_RECORD EXCERPTS_
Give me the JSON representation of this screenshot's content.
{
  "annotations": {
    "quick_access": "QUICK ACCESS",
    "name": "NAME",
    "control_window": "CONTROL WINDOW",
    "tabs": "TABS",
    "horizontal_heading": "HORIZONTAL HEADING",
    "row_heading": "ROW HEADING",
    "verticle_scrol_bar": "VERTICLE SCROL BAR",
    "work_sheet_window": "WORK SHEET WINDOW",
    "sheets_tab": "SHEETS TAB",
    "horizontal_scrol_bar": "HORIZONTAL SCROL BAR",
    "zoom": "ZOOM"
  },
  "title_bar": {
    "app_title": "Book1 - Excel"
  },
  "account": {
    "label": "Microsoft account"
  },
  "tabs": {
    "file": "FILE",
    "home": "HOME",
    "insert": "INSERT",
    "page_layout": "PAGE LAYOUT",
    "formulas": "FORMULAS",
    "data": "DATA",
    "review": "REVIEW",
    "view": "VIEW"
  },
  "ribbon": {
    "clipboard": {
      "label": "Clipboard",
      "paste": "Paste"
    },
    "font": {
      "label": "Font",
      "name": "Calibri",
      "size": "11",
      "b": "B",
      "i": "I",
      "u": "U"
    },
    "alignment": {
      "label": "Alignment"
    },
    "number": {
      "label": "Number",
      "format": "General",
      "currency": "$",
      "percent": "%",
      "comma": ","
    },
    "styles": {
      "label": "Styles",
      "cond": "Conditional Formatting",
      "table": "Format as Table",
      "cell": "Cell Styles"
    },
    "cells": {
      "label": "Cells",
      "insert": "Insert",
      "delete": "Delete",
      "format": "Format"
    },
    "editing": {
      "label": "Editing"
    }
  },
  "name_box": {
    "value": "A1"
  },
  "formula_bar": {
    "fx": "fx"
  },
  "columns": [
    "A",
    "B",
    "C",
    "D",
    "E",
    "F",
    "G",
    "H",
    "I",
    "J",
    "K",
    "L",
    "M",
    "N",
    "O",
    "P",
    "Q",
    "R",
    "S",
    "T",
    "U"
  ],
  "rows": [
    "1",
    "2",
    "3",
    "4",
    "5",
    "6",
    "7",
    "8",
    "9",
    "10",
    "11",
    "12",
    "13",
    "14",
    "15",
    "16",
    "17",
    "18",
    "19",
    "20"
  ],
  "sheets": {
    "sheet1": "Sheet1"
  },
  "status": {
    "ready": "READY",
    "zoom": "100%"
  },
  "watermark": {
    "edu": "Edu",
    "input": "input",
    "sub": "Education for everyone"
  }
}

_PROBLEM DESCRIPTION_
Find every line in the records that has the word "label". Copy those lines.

_ANSWER TO THIS TASK_
    "label": "Microsoft account"
      "label": "Clipboard",
      "label": "Font",
      "label": "Alignment"
      "label": "Number",
      "label": "Styles",
      "label": "Cells",
      "label": "Editing"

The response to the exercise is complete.